Simply the breast! Łódź woman turns ‘mum milk’ into gorgeous jewellery
A Łódź studio has found itself thrust further into the public eye after releasing a range of jewellery that utilizes breast milk.
First founded in 2014 by Marta Ewa Rżanek, the latest line from 4 Seasons Jewelry, titled the Mother’s Milk Collection, was years in the making and directly inspired by its creator’s own experiences of parenthood.
A graduate of the Academy of Fine Arts in Łódź, Rżanek is no stranger to success having already scooped the 2015 Amberif Award for a collection that saw her combine Baltic amber with upcycled leather to striking effect.
Seeking to promote “the power of femininity”, her philosophy has always sought to build a bridge between “stories, emotions and beautiful memories,” a strategy that has manifested itself particularly strongly with the addition of the Mother’s Milk range to her portfolio.
The concept was born in 2015 after Rżanek’s friend, also a young mother, placed an order for a ring.
“Circling between themes relating to children,” she explains, “we started toying with ideas to immortalize those early memories of motherhood.
“This collection is my most personal to date,” she continues. “Having fed my own daughter for two years, and because I deal with jewellery professionally, I wanted to channel my own experiences into my work.”
This was by no means as easy it might sound. Working with a host of food specialists and biologists, Rżanek had to find a way to make the jewellery as durable and perfect as possible, a process that took in excess of two years.
“In the end,” she says, “we found a special conservation and consolidation process that, when combined with jewellery resin, enabled us to produce a permanent material that perfectly captured those extraordinary times a mother spends breastfeeding.”
Typically using twenty-five millilitres of milk to create a necklace or bracelet, the resulting stones are smooth, hard and also warm due to their ability to maintain room temperature.
“You could liken the material to amber,” she says, “only it’s not as prone to damage – if you drop a stone made from mother’s milk on the ground, it’s not going to crack. The only thing you can’t really do is leave it exposed to direct sunlight for a length of time as otherwise the stones are in danger of turning yellow.”
Though often defined by their pearl-like colour (“Only more transparent,” says Rżanek), no stone is the same with colours oscillating between snow-white to soft yellow or even caramel shades. Once, says Rżanek, a stone turned green.
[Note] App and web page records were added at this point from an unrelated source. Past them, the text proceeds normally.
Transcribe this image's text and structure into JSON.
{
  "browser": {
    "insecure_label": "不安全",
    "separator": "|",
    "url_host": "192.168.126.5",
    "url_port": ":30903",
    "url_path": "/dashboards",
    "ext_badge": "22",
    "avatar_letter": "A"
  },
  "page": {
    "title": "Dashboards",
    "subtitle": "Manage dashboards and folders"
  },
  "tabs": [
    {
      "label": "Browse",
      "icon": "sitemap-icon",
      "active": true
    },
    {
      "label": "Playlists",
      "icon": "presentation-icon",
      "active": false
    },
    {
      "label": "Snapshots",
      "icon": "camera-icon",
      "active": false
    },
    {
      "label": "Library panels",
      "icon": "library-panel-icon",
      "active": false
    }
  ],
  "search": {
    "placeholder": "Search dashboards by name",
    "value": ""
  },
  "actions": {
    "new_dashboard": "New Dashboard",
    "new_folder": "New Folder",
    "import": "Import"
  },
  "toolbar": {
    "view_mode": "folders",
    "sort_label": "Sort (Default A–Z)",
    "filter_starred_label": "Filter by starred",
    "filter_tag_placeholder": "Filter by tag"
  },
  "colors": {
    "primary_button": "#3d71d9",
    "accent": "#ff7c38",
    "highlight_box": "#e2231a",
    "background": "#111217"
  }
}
Only later did she realize that this was because of the medication that the mother had been taking.
Usually receiving the milk by post, orders have come from as far afield as Germany and Great Britain, each often with an intensely personal story.
Remembering some of the more emotive moments in her professional career, Rżanek recalls one time she was asked to make an engagement ring – it’s not uncommon, she says, for men to secretly swipe mother’s milk kept in the fridge to surprise their partners with a unique gift.
On another occasion, a stone was made using milk destined for an infant that had tragically passed away.
“There’s a lot of powerful moments when you’re producing items with such sentimental value,” she tells TFN, “for instance, happy emotions when you get re-orders from those having a second child.” Moments like this, says Rżanek, make her work worthwhile.
Even so, with breastfeeding a topic that still carries the tendency to horrify some, she admits that the collection has, on occasion, been met with scepticism and suspicion. Despite that, on the whole her work has received an overwhelmingly positive reception, a point affirmed by the number of orders she’s received.
“In general,” says Rżanek, “the reaction is very positive. People are curious about this kind of jewellery as well as the production process that it entails.”
This, however, is not the first time that the designer has chosen to express the joys of motherhood through jewellery. Another best-selling line, for example, has seen her preserve locks of children’s hair by enclosing them within decorative glass balls skilfully attached to pendants and bracelets.
Does the future hold any further innovations?
“No plans as yet,” she answers, “but who knows what might happen later down the line!”